====== RECORDS TO PROCESS

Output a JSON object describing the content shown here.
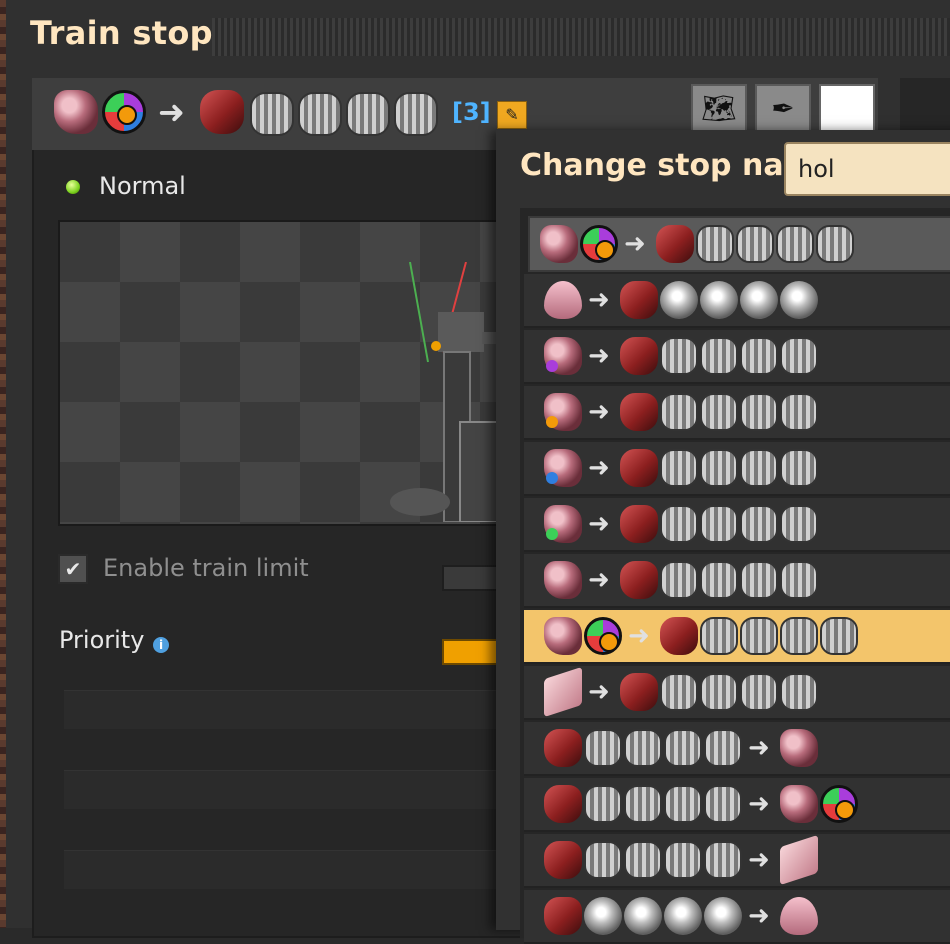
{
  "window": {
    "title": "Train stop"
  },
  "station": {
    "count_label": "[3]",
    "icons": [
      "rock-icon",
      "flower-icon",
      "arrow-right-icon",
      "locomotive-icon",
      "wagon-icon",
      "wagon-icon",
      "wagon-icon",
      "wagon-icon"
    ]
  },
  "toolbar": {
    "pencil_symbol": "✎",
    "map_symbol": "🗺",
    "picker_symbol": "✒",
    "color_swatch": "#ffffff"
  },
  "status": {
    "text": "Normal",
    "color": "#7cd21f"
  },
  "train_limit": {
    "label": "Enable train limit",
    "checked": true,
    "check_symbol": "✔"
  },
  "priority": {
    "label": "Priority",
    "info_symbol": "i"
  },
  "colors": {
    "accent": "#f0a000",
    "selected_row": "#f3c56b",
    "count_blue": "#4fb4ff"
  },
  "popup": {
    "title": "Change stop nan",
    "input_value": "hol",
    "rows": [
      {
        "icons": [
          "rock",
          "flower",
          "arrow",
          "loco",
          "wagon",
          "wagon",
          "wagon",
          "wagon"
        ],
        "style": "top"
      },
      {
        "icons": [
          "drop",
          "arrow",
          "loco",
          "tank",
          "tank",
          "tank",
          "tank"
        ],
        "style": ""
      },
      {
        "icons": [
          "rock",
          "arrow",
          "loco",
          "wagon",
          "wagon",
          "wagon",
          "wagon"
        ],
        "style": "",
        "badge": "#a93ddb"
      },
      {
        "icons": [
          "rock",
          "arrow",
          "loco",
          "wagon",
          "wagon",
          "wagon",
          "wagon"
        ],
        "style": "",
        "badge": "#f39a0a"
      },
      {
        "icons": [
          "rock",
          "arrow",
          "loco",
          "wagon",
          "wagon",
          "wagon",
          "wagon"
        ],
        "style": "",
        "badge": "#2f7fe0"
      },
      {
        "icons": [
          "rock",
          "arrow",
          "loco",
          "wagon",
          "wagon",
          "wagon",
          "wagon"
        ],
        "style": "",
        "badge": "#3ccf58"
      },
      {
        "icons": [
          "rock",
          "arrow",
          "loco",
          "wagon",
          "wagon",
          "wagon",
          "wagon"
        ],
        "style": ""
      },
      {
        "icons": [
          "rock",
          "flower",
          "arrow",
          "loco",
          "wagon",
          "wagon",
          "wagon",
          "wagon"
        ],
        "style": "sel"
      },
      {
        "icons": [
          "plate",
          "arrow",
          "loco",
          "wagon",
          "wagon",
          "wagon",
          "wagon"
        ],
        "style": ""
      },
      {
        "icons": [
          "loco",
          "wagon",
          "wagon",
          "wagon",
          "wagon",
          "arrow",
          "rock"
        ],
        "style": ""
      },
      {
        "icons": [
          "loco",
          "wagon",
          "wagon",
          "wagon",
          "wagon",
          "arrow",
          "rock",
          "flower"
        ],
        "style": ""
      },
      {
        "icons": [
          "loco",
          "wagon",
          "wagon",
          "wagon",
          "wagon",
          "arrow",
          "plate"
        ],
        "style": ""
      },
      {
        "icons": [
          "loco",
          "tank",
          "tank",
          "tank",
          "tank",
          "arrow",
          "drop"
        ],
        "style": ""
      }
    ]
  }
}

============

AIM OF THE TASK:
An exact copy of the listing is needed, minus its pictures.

YOUR SOLUTION:
Output a JSON object describing the content shown here.
{
  "window": {
    "title": "Train stop"
  },
  "station": {
    "count_label": "[3]",
    "icons": [
      "rock-icon",
      "flower-icon",
      "arrow-right-icon",
      "locomotive-icon",
      "wagon-icon",
      "wagon-icon",
      "wagon-icon",
      "wagon-icon"
    ]
  },
  "toolbar": {
    "pencil_symbol": "✎",
    "map_symbol": "🗺",
    "picker_symbol": "✒",
    "color_swatch": "#ffffff"
  },
  "status": {
    "text": "Normal",
    "color": "#7cd21f"
  },
  "train_limit": {
    "label": "Enable train limit",
    "checked": true,
    "check_symbol": "✔"
  },
  "priority": {
    "label": "Priority",
    "info_symbol": "i"
  },
  "colors": {
    "accent": "#f0a000",
    "selected_row": "#f3c56b",
    "count_blue": "#4fb4ff"
  },
  "popup": {
    "title": "Change stop nan",
    "input_value": "hol",
    "rows": [
      {
        "icons": [
          "rock",
          "flower",
          "arrow",
          "loco",
          "wagon",
          "wagon",
          "wagon",
          "wagon"
        ],
        "style": "top"
      },
      {
        "icons": [
          "drop",
          "arrow",
          "loco",
          "tank",
          "tank",
          "tank",
          "tank"
        ],
        "style": ""
      },
      {
        "icons": [
          "rock",
          "arrow",
          "loco",
          "wagon",
          "wagon",
          "wagon",
          "wagon"
        ],
        "style": "",
        "badge": "#a93ddb"
      },
      {
        "icons": [
          "rock",
          "arrow",
          "loco",
          "wagon",
          "wagon",
          "wagon",
          "wagon"
        ],
        "style": "",
        "badge": "#f39a0a"
      },
      {
        "icons": [
          "rock",
          "arrow",
          "loco",
          "wagon",
          "wagon",
          "wagon",
          "wagon"
        ],
        "style": "",
        "badge": "#2f7fe0"
      },
      {
        "icons": [
          "rock",
          "arrow",
          "loco",
          "wagon",
          "wagon",
          "wagon",
          "wagon"
        ],
        "style": "",
        "badge": "#3ccf58"
      },
      {
        "icons": [
          "rock",
          "arrow",
          "loco",
          "wagon",
          "wagon",
          "wagon",
          "wagon"
        ],
        "style": ""
      },
      {
        "icons": [
          "rock",
          "flower",
          "arrow",
          "loco",
          "wagon",
          "wagon",
          "wagon",
          "wagon"
        ],
        "style": "sel"
      },
      {
        "icons": [
          "plate",
          "arrow",
          "loco",
          "wagon",
          "wagon",
          "wagon",
          "wagon"
        ],
        "style": ""
      },
      {
        "icons": [
          "loco",
          "wagon",
          "wagon",
          "wagon",
          "wagon",
          "arrow",
          "rock"
        ],
        "style": ""
      },
      {
        "icons": [
          "loco",
          "wagon",
          "wagon",
          "wagon",
          "wagon",
          "arrow",
          "rock",
          "flower"
        ],
        "style": ""
      },
      {
        "icons": [
          "loco",
          "wagon",
          "wagon",
          "wagon",
          "wagon",
          "arrow",
          "plate"
        ],
        "style": ""
      },
      {
        "icons": [
          "loco",
          "tank",
          "tank",
          "tank",
          "tank",
          "arrow",
          "drop"
        ],
        "style": ""
      }
    ]
  }
}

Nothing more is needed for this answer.